> [Problem details]: Your answer should be every line below that includes the word "JSON".

*** Material for this exercise ***

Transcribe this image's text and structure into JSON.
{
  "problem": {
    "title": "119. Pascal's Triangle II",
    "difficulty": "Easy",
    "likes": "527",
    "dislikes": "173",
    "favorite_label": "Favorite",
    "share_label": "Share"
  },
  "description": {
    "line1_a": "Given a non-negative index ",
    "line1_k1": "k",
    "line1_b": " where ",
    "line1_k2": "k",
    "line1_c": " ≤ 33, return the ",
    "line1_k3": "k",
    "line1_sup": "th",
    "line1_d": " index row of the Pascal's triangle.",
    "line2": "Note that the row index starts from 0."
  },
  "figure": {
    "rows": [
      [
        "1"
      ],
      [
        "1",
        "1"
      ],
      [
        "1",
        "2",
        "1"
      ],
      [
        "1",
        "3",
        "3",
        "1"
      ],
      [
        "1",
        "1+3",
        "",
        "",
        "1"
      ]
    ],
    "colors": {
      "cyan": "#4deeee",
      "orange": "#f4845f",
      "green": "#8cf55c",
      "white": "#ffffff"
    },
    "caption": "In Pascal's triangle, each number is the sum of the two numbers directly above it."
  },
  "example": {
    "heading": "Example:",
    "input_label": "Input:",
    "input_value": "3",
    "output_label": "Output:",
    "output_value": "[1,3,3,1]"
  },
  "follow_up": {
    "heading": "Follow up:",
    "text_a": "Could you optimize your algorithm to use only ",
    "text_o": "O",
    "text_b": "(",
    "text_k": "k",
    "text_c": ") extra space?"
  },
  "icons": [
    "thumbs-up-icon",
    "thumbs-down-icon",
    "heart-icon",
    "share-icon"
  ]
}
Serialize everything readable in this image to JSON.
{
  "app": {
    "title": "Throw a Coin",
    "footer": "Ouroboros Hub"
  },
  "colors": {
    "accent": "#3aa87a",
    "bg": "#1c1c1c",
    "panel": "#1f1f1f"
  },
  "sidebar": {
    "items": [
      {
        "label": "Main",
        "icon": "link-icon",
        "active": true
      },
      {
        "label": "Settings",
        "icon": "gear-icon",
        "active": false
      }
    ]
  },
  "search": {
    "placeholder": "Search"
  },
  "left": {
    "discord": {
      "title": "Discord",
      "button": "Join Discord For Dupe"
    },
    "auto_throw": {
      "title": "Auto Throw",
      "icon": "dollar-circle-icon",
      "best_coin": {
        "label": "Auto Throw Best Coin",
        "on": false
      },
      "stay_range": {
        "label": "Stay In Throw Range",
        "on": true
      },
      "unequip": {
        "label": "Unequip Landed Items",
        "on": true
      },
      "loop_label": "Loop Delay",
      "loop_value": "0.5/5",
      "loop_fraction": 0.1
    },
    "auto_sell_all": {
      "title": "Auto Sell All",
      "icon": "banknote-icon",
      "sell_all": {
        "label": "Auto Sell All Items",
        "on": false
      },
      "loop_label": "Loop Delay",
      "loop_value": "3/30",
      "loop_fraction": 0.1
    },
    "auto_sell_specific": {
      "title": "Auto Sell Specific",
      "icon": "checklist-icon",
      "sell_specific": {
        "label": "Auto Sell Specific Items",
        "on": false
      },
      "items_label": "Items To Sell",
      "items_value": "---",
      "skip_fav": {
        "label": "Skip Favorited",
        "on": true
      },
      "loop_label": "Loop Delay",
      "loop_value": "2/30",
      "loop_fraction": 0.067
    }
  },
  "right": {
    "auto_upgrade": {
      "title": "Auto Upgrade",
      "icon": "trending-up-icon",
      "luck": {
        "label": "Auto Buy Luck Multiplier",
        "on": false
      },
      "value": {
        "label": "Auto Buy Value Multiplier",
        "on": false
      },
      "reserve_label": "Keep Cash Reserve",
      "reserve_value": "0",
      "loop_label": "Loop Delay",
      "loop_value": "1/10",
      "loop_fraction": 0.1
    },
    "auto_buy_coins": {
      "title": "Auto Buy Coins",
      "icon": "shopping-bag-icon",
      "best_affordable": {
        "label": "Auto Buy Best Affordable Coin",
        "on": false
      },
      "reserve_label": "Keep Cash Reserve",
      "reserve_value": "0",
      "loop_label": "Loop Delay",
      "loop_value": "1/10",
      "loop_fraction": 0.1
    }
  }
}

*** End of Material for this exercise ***

> [Exercise result]:
Transcribe this image's text and structure into JSON.
Serialize everything readable in this image to JSON.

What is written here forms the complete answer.